What needs to be done:
If a line in the data below holds the word "JSON", copy it.

Collection entries:
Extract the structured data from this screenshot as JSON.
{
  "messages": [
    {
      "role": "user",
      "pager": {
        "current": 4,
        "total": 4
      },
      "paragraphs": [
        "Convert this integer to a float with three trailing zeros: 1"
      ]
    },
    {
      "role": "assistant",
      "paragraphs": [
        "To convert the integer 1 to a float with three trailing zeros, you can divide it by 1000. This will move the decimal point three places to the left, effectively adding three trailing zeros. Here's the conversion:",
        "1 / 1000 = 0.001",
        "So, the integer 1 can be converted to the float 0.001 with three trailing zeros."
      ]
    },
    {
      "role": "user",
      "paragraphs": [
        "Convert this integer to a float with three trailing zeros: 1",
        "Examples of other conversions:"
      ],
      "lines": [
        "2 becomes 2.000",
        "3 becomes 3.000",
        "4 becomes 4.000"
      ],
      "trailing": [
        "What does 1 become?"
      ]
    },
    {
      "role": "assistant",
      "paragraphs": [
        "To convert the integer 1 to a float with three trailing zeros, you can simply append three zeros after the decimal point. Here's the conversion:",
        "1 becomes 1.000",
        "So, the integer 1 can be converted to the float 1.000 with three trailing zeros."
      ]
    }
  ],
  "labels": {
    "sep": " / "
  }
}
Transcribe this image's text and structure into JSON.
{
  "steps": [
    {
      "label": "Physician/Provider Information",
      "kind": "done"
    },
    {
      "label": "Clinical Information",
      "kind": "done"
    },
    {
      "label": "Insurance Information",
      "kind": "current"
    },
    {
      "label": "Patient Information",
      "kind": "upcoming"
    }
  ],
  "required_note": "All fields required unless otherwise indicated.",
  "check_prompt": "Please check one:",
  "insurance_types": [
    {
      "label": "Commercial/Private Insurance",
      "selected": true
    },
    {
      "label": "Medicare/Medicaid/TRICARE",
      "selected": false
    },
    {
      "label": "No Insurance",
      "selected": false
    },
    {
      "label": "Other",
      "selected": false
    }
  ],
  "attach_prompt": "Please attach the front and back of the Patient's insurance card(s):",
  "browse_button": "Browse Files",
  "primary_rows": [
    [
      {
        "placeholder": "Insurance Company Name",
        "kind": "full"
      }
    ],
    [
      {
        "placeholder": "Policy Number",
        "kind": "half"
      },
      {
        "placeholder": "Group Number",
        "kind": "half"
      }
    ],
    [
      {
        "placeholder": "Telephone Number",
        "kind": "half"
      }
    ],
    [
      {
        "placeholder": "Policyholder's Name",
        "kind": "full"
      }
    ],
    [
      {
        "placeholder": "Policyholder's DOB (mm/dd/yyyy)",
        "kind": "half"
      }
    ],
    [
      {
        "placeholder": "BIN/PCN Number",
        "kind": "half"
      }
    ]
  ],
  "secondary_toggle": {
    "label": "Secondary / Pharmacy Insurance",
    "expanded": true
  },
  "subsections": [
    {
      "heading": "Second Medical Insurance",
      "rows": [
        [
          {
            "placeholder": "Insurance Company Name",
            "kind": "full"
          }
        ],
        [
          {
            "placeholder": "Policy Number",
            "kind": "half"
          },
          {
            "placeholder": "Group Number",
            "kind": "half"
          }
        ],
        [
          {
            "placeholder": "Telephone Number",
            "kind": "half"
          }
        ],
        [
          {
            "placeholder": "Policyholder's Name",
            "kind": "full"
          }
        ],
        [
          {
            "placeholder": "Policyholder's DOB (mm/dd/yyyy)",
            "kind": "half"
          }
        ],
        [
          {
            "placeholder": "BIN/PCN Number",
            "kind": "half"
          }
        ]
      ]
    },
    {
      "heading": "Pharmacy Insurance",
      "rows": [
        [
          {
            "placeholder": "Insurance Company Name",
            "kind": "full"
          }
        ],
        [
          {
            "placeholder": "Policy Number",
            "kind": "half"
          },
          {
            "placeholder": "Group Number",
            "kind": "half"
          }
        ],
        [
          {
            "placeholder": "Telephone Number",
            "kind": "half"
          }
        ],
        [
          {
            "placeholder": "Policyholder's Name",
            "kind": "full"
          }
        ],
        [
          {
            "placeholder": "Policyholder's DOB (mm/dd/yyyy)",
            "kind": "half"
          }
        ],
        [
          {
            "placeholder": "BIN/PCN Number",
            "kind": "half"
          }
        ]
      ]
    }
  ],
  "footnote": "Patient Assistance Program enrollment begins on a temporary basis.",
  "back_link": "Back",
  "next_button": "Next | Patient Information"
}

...

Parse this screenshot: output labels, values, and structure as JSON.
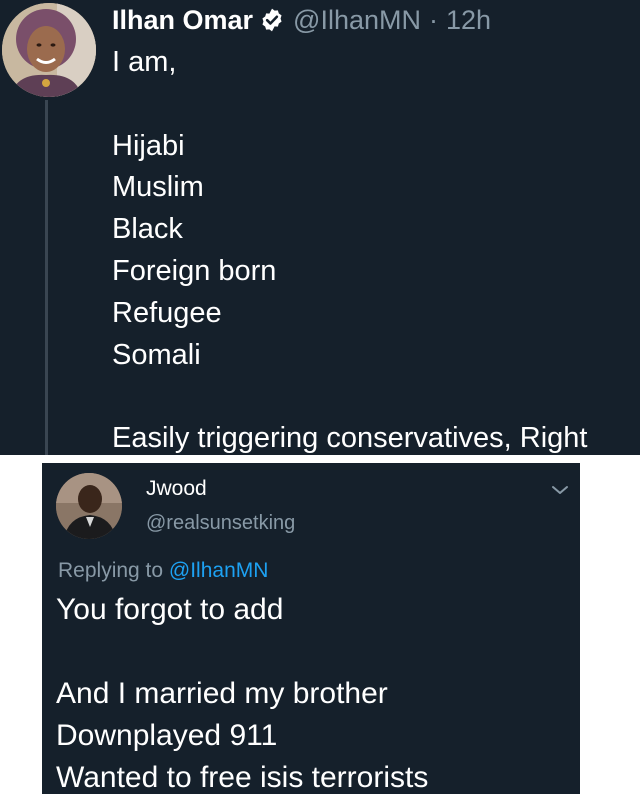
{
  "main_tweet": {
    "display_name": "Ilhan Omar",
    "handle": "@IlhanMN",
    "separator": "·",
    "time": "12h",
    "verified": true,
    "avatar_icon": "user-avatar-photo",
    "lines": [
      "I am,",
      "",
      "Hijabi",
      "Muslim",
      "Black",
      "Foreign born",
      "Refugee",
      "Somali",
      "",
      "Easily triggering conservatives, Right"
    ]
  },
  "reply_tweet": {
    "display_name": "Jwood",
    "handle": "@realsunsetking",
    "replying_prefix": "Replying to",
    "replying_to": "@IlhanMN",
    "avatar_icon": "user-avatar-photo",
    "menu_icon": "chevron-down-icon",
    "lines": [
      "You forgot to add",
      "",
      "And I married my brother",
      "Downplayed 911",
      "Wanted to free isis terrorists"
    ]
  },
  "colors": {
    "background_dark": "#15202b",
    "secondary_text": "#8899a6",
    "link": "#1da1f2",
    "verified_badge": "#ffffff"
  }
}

Answer space:
Extract the structured data from this screenshot as JSON.
Transcribe this image's text and structure into JSON.
Parse this screenshot: output labels, values, and structure as JSON.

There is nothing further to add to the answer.